An employee who has exhibited the symptoms of COVID-19, should be tested and cleared of the virus before returning to work. Otherwise, the employee should wait at least the 14-day self-isolation period and only return to work if they remain symptom free. If the doctor has certified the employee as fit for work, you could usually assume (particularly in the current environment) that the doctor has considered the risks associated with COVID-19. This might be something you could confirm with the employee’s doctor (subject to obtaining the employee’s authority to do so) before permitting them to return to work if you have any cause for ongoing concern; for example, if the employee presents as unwell or symptomatic.

Q: What more creative things might I do to get through this with my employees?

A: There are a lot of things that might be worth considering at different times. For instance:

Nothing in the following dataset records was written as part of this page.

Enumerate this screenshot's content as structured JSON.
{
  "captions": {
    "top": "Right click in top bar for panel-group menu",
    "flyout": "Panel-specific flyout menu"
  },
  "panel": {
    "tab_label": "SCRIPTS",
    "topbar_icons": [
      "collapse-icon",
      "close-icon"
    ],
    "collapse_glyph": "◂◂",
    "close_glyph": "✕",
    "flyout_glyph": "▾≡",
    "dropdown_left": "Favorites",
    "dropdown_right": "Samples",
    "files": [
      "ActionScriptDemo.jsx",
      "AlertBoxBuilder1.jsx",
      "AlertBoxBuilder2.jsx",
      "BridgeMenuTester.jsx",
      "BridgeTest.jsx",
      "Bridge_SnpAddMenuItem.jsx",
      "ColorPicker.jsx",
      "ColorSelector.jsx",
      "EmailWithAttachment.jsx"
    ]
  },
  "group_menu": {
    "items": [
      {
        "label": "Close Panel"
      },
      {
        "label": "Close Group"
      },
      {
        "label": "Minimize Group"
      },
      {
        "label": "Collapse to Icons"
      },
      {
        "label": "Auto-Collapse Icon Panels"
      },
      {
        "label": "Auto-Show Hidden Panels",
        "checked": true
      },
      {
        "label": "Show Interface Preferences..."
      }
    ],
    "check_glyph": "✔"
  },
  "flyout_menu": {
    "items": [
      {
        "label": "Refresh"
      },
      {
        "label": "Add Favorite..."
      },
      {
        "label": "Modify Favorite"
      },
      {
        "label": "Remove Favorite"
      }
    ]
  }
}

  • Split rosters to reduce who is in the office at any one time
  • Working from home
  • Moving to virtual meetings with customers or clients
  • Incentivising annual leave; e.g. “take three weeks and we will give you a fourth”
  • Providing some support to employees who have to attend the workplace which reduces general community exposure such as providing or buying-in lunch for them
  • Exploring whether part-time work options may suit anyone for a period
  • Possibly changing operating hours to reflect changes in demand which in some cases may involve an Individual Flexibility Agreement
  • Temporary variations to contracted hours of work by agreement with individual employees
  • More targeted recognition and reward programs for those frontline workers carrying the business through COVID-19
  • Reaching agreement to vary an EA to defer pay increases or to vary other terms (requires approval by the Fair Work Commission)
  • Making an application under section 120 to reduce/defer any redundancy payments.